Washington — Not so long ago, when a US judge quoted foreign law in a decision to interpret the Constitution, conservatives found it annoying.
For example, Judge Antonin Scalia wrote a fierce opposition when the Supreme Court considered the international tendency to abolish the death penalty for boys in a 2005 ruling. “The basic premise of the court’s claim that American law should comply with the laws of other parts of the world should be unruly rejected,” he wrote.
Justice also accused his colleagues of opportunism and hypocrisy. In other areas of law, he wrote, courts ignored criminal procedures, religion, and conservative foreign decisions, especially regarding abortion. “It is a sophistry, not a rational decision, to invoke the Alien Law when you agree with your thoughts and otherwise ignore it,” Scalia wrote.
Mississippi lawmakers seemed to have a different view in 2018 when they enacted a law banning most abortions 15 weeks later.
With the first legislative discovery to justify the law, its drafters sought help abroad. “The United States is one of only seven countries in the world that allows on-demand non-therapeutic or selective abortion after 20 weeks of gestation,” the study said. “In fact, completely 75% of all countries do not allow abortion after 12 weeks of gestation, except (in most cases) saving lives and maintaining the physical health of the mother.”
The law was a calculated challenge to the Roe v. Wade case.
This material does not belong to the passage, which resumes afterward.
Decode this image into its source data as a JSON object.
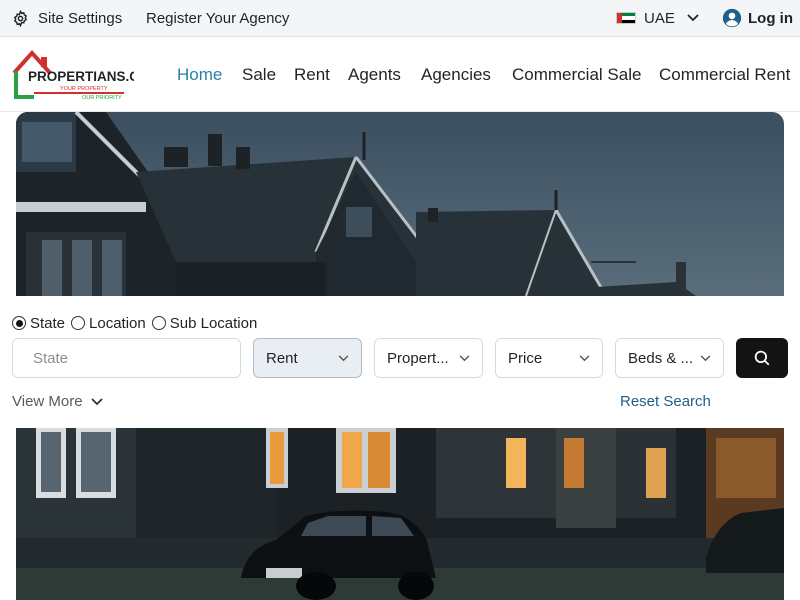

The 1973 decision established the constitutional right to abortion and banned the state from banning abortion before the fetal viability, or about 23 or 24 weeks. The Supreme Court will hear a debate in December to challenge the law.
Parliamentarians’ statements about foreign practices generally seem correct. The 2017 Washington Post Fact Check column confirmed most of the first column. “This statistic seemed suspicious at first, as only seven of the 198 countries seemed extreme to allow selective abortion after 20 weeks of gestation,” he said. “But if you dig deeper, the data support your claim.”
Mary Ziegler, a law professor at Florida State University, said 12 weeks is a common nominal limit, although social conditions are usually quite different.
“Most parts of the world have public health insurance for about 12 weeks,” she said. “They are paying for it. If you want to have an abortion in the first 12 weeks, there is no real reason you can’t.”
Martha F. Davis, a law professor at Northeastern University, added that restrictions are usually a serious exception for patients who require a later abortion.
“Many countries, but not all, have the cutoff that they are feasible on paper, not our closest companion,” she said. “But they make so many exceptions that allow abortion much more freely.”
At his confirmation hearing in 2005, Judge John G. Roberts Jr. questioned the use of foreign law in US constitutional proceedings, stating that it must be selective.
“In foreign law, you can find whatever you want,” he said. “Looking at foreign law for help is like looking over the crowd and choosing friends.”
In a Supreme Court summary document, Mississippi officials focused on the country’s enemies. “The United States has found itself in Chinese and North Korean companies as some of the only countries that allow selective abortion after 20 weeks of gestation,” Brief said.
Abortion provider lawyers who challenge Mississippi law have asked the court to consider other countries.
“In countries with legitimate traditions and democratic values most comparable to the United States, such as the United Kingdom and Canada, abortion is legal, at least until it becomes feasible,” they write. “And many countries with early pregnancy restrictions continue to allow abortion for a wide range of social and health reasons, and functionally allow abortion in late pregnancy.”
Brief, a courtmate in the duel in the Mississippi proceedings, also supported Judge Roberts’ observations of selectivity.
In one brief explanation, a professor of international law in support of Mississippi law said, “In France, Italy, Germany, Spain, Norway and Switzerland, the pregnancy limit for abortion on demand is 14 weeks or earlier, and restricted medicine. We allow later exceptions only for good reason. ” Simple citation data collected by Center for Reproductive Rights.
Meanwhile, a brief explanation from another international and comparative law scholar in support of Mississippi’s abortion providers has a legal tradition similar to that of the United States, especially Canada, New Zealand and the United Kingdom, “allowing abortion. We focused on the countries that said. Up to or around feasibility. “
“These countries also support abortion rights and reproductive decisions through universal insurance, access to abortion services and access to contraception, beyond widely accepted legislation,” said Brief. I have.
The report added that recent international trends are moving towards easier access to abortion, with more than 50 countries liberalizing legislation in the last 25 years. In contrast, Brief overturned Roe, “as one of the few countries in the last two decades moving towards greater restrictions on legal access to abortion, countries like Poland and Nicaragua. Will join the company. “
Professor Ziegler said that recent conservative attention to foreign countries is artificial, with a limit of about 12 weeks.
“People who oppose abortion are dishonest about this because they haven’t proposed 12 weeks,” she said. “They are proposing 6 weeks or fertilization.”